The keyboard's position is determined as follows:
If the keyboard is already visible, the suggested position matches the orientation of its current state.
If the keyboard is not yet visible, the text control estimates the user's position relative to the screen based on the orientation of the text box that the user touches (and factoring in any render or layout transforms). This orientation is rounded to the nearest edge-aligned value (0, 90, 180, 270). If the text box is oriented between two edge-aligned values, the longer edge wins (for example, a text box at 45 degrees would put the keyboard at 0 degrees). The position of the keyboard is then set so that the bottom of the keyboard (after it is rotated) is centered and flush against the edge were the user is estimated to be.
This logic might cause the keyboard's position to overlap the text box. If this overlap occurs, the Microsoft Surface unit tries to shift the keyboard in various directions (first to 10 pixels to the left of the control, then 10 pixels to the right, and then 10 pixels above) to avoid covering the text box control. If the unit cannot find a way to avoid the overlap (for example, if the text box covers the entire screen), the unit uses the first suggested position.

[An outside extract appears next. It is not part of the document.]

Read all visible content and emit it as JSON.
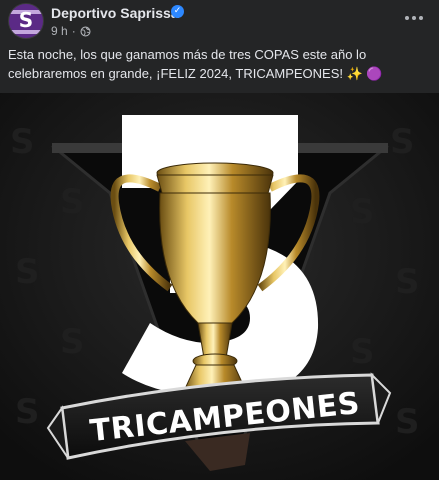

You can diverge from the default positioning behavior by specifying a position when you add the text control. You can also specify that the keyboard displays before users actually touch the text control.
Typically, users do not expect the keyboard to move around when they select different text boxes. They also prefer that the keyboard be connected to the bottom edge of the screen (relative to their position).
Keyboards in the Core Layer
When you are developing a Microsoft Surface application by using the Microsoft XNA development platform, you call the Shell keyboard API directly and specify the keyboard layout to use. You must create the text control and program all the specific interactions between it and the keyboard.
The Microsoft Surface unit interprets input according to an input language setting. Microsoft Surface supports a subset of the input language settings that are available to the Windows Vista operating system.
|The input language is specified on each Microsoft Surface unit, so it is not necessarily the same language that you use.|
The alphanumeric keyboard and numeric keypad change based on the input language:
The alphanumeric keyboard uses different layouts for different languages.
On the numeric keypad, the BACK and ENTER keys are labeled by using the input language or by using arrows, but their functionality does not change from locale to locale.
The input language for each Microsoft Surface unit is set in the registry, or the Microsoft Surface software determines the best match. Applications cannot specify the input language. For more information, see Deploying Localized Microsoft Surface Applications.
|During development and testing, you can use a physical keyboard to enter text into text controls. In testing configurations where Microsoft Surface Shell is running, the application that you are testing uses the Microsoft Surface input language, which might differ from the input language of Microsoft Windows applications. As a result, when you use the physical keyboard, the keyboard might use a different keyboard layout from non-Microsoft Surface applications.|